We are constantly reviewing and updating our counter-terrorism strategy. As part of this, I am pleased to announce that, tomorrow, we are launching the security and counter-terrorism science and innovation strategy. This strategy has been developed across government, led by the new Office for Security and Counter-Terrorism in the Home Office, and is a practical example of how we are developing a more strategic and integrated response to the threat. Science and innovation will be critical in driving forward these changes and delivering new counter-terrorism capabilities.

I thank the Home Secretary for his answer. In July last year, the Government published a document on countering terrorism, which was a review of the 12-point plan set out by the Prime Minister after 7/7. Will the Home Secretary give us an update on which of the points have not yet been fulfilled, and tell us what actions he plans to take to fulfil them?

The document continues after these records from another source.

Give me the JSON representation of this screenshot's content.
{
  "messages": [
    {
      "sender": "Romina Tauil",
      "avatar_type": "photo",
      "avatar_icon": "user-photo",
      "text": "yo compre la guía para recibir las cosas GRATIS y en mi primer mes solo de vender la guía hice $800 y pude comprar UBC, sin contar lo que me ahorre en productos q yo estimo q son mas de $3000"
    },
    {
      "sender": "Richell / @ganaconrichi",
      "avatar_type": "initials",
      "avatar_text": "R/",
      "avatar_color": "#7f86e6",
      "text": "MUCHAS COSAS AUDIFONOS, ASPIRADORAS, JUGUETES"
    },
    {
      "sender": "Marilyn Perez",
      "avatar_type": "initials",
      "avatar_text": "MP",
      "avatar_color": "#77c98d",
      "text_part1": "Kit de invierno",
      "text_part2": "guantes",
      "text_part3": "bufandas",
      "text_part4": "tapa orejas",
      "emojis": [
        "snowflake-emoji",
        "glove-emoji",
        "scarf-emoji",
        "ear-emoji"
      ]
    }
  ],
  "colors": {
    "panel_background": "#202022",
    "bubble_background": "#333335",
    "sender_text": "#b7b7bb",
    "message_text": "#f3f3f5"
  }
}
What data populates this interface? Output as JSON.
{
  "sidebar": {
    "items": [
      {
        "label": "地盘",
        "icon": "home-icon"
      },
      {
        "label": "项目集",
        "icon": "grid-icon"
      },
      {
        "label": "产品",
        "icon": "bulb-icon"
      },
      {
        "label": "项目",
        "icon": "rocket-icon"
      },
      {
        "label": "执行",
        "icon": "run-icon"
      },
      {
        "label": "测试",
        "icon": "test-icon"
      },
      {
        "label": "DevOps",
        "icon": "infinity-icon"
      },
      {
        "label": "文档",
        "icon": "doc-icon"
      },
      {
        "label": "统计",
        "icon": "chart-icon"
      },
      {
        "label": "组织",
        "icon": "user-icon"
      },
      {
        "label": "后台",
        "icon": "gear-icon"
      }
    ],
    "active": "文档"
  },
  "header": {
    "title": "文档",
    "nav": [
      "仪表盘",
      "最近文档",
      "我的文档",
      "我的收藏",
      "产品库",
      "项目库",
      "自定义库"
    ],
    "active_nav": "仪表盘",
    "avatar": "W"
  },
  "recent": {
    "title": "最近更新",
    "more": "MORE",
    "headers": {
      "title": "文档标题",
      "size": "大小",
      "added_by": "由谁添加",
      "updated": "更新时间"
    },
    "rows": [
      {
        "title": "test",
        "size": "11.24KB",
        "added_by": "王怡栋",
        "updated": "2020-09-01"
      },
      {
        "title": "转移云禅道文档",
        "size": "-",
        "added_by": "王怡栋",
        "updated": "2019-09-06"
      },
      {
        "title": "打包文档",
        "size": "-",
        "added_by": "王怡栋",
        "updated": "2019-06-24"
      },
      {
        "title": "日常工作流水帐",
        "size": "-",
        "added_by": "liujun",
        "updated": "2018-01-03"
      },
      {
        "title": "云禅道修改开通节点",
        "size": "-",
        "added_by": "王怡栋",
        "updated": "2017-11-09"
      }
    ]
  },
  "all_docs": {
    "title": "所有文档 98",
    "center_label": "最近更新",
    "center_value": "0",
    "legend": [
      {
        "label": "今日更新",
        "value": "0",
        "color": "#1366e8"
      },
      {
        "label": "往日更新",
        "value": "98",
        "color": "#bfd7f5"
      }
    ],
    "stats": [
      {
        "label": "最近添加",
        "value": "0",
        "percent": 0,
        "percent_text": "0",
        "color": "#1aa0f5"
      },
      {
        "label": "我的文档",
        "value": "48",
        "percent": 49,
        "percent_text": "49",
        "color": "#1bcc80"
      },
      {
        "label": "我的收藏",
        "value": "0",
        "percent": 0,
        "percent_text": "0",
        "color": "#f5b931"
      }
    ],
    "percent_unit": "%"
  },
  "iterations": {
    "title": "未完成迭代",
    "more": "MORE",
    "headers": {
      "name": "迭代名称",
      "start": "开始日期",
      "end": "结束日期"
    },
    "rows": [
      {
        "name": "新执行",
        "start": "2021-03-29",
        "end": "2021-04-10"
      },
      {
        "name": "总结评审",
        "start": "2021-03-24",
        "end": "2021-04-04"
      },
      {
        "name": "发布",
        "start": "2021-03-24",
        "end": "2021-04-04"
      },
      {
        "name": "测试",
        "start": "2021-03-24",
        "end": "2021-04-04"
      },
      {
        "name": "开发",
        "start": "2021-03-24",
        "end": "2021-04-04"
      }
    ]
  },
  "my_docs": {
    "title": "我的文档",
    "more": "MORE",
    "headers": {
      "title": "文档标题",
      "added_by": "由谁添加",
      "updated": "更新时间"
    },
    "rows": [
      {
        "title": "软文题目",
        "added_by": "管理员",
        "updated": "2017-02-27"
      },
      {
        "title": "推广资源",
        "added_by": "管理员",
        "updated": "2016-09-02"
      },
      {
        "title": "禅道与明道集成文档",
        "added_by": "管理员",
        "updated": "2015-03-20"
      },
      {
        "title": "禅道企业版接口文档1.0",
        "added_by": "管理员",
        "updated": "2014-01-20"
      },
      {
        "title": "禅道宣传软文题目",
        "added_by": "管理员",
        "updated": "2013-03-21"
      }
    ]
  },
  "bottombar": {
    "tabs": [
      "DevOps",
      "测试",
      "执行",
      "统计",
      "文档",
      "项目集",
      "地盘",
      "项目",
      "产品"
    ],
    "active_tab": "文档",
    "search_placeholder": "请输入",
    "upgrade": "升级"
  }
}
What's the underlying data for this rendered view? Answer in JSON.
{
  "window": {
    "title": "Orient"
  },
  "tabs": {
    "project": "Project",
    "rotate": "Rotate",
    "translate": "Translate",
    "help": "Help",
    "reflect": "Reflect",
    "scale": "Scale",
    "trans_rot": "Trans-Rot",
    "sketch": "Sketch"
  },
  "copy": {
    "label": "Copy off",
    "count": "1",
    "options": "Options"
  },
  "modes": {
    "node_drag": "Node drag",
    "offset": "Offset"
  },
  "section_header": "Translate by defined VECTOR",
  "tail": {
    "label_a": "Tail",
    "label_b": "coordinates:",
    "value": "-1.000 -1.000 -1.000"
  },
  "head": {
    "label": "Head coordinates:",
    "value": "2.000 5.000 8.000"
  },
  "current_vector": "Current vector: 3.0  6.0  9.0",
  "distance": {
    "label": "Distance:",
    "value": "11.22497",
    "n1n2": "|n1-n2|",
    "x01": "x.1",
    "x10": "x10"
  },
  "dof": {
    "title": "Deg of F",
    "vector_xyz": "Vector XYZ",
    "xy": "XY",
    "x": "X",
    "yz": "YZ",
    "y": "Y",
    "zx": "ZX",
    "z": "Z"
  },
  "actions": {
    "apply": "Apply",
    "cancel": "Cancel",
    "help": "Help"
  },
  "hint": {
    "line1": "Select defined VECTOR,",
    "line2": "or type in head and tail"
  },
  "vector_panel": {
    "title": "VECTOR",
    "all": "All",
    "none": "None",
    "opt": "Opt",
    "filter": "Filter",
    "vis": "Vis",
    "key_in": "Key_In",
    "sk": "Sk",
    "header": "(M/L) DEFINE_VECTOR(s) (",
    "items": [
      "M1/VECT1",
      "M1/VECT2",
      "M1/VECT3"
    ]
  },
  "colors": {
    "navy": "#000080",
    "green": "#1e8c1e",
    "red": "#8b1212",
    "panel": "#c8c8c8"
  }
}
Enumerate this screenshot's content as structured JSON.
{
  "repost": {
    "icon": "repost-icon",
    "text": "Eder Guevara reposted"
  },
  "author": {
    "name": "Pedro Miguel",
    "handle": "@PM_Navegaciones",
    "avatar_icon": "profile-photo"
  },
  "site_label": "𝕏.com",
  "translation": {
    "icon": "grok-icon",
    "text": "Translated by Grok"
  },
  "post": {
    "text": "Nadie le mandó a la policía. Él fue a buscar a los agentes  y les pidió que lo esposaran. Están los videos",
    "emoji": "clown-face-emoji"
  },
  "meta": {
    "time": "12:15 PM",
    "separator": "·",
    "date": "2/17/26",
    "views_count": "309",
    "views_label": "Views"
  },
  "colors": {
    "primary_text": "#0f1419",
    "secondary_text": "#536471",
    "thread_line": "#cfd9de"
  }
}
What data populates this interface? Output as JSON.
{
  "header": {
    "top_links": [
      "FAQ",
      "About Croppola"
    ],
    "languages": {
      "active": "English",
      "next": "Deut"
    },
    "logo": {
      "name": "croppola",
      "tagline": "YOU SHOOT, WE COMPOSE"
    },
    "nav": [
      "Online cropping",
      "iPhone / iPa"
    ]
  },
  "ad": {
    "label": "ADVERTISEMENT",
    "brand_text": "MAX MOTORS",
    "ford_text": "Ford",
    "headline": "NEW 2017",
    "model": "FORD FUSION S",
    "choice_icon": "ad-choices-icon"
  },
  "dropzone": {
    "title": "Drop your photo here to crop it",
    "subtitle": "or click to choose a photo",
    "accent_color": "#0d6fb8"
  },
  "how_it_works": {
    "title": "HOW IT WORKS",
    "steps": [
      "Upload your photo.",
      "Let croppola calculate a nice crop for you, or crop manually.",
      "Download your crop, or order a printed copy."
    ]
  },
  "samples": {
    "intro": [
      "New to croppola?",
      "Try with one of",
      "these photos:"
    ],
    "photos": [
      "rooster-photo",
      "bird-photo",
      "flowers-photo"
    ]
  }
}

From memory, I think that all but one of them have been either started or completed. On the overall picture, I can tell the hon. Gentleman that we have increased the annual spending on counter-terrorism and resilience to £2.25 billion across government over the past 12 months. In the past month, we have announced the refocusing of the Home Office towards counter-terrorism, crime and immigration, to supplement the effort of the increased resources. Most recently, I announced last week my intention to bring forward a new counter-terrorism Bill containing a range of measures, on which we hope to consult and to achieve, at best, solidarity and, at a minimum, consensus across the House. Two weeks later, I shall be leaving and handing over to a new Home Secretary, so the fight for counter-terrorism, my interest, will go on. I would like to take this opportunity to thank all Members of the House for the constructive and emollient approach that they have adopted towards the Home Office in the past 12 months; it would have been very difficult to go on without the laudable appreciation that has so often been exchanged across the Chamber.

We shall certainly miss my right hon. Friend. In dealing with counter-terrorism, is it not also important to remember the victims of terror? Will my right hon. Friend tell me whether anything can be done urgently to look into the approximately 120 outstanding claims of the victims of terror on 7 July? Some have lost limbs or sustained other serious injuries, and they have been waiting a very long time for a final settlement of their claims. Should not this matter receive much greater priority than it has done?

I would love to say—indeed, I will—that, in the case of my hon. Friend missing me, the feeling will be mutual. Attention to the victims of the terrorist atrocities in London is given the highest priority. I cannot think of another occasion on which all the victims of a major tragedy have been seen, or at least had an offer to be seen, by at least two Cabinet Ministers. Both I and my right hon. Friend the Secretary of State for Culture, Media and Sport have tried to do that. When I last inquired about reports of delays in such payments, I was satisfied that most were either the result of complicated medical evidence being awaited or claims having been submitted in the past few months. People sometimes do not claim during the initial period, as the symptoms only become obvious at a later stage. At my hon. Friend’s request, I shall reassure myself that those cases are not being neglected or receiving a lack of priority.